Editor’s Note: Katharine Moon spoke with NPR’s “All things Considered” on the recent cyber attack on Sony Pictures and North Korea’s possible involvement in this attack. Read an excerpt below and
listen to the full interview
Audie Cornish, host: North Korea says, it wasn’t us. The country is denying its involvement in the embarrassing corporate hack of Sony Pictures Entertainment. That hack happened last week, revealing staff medical records and salaries of nearly 7,000 global employees. It’s thought that some unreleased films were leaked, as well. So could North Korea actually pull off something like this? NPR’s Elise Hu reports on the cyber-espionage skills of the so-called Hermit Kingdom.
Elise Hu: Kim Jong Un, the dictator of North Korea, is revered as a god, but only by his people who are part of the most cut off society in the world. In America, he’s about to be featured in a slapstick comedy starring well-known goofballs Seth Rogen and James Franco.
Elise Hu: It sounds like just a silly movie, right? Well, not to the North Korean dictator.

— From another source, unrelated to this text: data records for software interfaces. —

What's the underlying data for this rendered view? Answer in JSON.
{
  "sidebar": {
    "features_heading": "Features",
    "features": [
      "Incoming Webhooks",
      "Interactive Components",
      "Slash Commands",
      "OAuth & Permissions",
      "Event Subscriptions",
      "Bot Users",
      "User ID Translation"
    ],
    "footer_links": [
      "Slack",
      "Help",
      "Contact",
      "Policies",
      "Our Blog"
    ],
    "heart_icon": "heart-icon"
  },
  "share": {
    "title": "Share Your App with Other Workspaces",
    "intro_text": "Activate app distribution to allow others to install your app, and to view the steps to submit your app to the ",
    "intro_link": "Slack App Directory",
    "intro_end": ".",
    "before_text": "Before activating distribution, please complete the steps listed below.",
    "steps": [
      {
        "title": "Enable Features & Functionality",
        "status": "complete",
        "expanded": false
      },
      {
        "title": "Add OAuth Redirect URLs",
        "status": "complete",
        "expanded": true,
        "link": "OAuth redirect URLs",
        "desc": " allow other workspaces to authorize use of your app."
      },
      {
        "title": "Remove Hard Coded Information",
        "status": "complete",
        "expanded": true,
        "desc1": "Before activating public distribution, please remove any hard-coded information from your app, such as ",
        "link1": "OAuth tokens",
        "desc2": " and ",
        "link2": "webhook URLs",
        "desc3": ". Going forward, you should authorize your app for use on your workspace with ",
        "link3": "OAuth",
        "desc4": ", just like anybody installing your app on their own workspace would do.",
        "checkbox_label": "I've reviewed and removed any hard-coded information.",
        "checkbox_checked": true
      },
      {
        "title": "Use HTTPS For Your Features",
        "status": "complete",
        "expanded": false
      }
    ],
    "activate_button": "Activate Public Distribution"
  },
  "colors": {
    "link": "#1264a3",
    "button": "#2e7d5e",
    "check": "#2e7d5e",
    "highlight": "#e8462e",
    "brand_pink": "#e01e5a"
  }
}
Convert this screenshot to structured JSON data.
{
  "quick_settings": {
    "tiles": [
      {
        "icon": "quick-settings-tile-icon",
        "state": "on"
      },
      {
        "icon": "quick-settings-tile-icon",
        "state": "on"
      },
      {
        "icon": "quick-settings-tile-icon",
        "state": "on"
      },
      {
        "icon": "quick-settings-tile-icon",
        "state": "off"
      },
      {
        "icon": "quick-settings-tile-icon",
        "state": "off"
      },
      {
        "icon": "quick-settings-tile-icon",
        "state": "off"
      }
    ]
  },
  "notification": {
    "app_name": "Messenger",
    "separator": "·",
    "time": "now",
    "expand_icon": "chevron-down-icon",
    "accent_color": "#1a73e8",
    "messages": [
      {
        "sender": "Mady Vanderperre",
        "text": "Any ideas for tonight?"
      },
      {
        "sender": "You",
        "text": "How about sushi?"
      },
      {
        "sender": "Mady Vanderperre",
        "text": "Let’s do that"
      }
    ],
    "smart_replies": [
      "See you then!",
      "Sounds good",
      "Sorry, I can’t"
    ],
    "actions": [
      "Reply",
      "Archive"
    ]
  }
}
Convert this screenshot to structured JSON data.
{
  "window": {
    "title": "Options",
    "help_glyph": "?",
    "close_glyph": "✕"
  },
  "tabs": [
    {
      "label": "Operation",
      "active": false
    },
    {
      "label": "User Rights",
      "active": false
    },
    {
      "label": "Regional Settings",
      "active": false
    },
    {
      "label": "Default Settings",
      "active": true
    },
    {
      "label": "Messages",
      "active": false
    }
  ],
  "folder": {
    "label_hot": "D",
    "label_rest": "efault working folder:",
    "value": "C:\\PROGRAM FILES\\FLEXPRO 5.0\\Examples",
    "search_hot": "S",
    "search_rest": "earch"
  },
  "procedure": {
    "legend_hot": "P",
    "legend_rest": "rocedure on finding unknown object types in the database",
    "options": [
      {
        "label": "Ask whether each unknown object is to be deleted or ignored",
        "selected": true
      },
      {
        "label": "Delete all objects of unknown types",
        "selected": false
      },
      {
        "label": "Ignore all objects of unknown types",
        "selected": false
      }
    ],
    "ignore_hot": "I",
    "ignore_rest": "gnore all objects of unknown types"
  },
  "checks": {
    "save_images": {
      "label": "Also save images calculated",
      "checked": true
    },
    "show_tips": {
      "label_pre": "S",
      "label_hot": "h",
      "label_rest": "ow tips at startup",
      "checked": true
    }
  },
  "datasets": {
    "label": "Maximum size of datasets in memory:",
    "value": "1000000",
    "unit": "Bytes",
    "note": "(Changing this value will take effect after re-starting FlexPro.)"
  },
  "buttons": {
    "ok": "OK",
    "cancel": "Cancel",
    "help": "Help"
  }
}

Katharine Moon: The North Korean state has been taking this really seriously.
Elise Hu: Katharine Moon is the chair in Korea Studies at the Brookings Institution, a Washington think tank.
Katharine Moon: North Koreans do not have an independent world of art and entertainment. And so they don’t separate propaganda from entertainment. So it’s very difficult for them to understand that the U.S. and many other countries have a, you know, completely independent world that’s called Hollywood.
Elise Hu: The Hollywood studio releasing the film – Sony – shrugged off North Korea’s promise of, quote, “merciless counter-measures” until last week. That’s when hackers hit the studio. They stole 40 gigs of sensitive data, including unreleased films, social security numbers and details on salary negotiations. Amy Chang is a cybersecurity researcher at the Center for New American Security.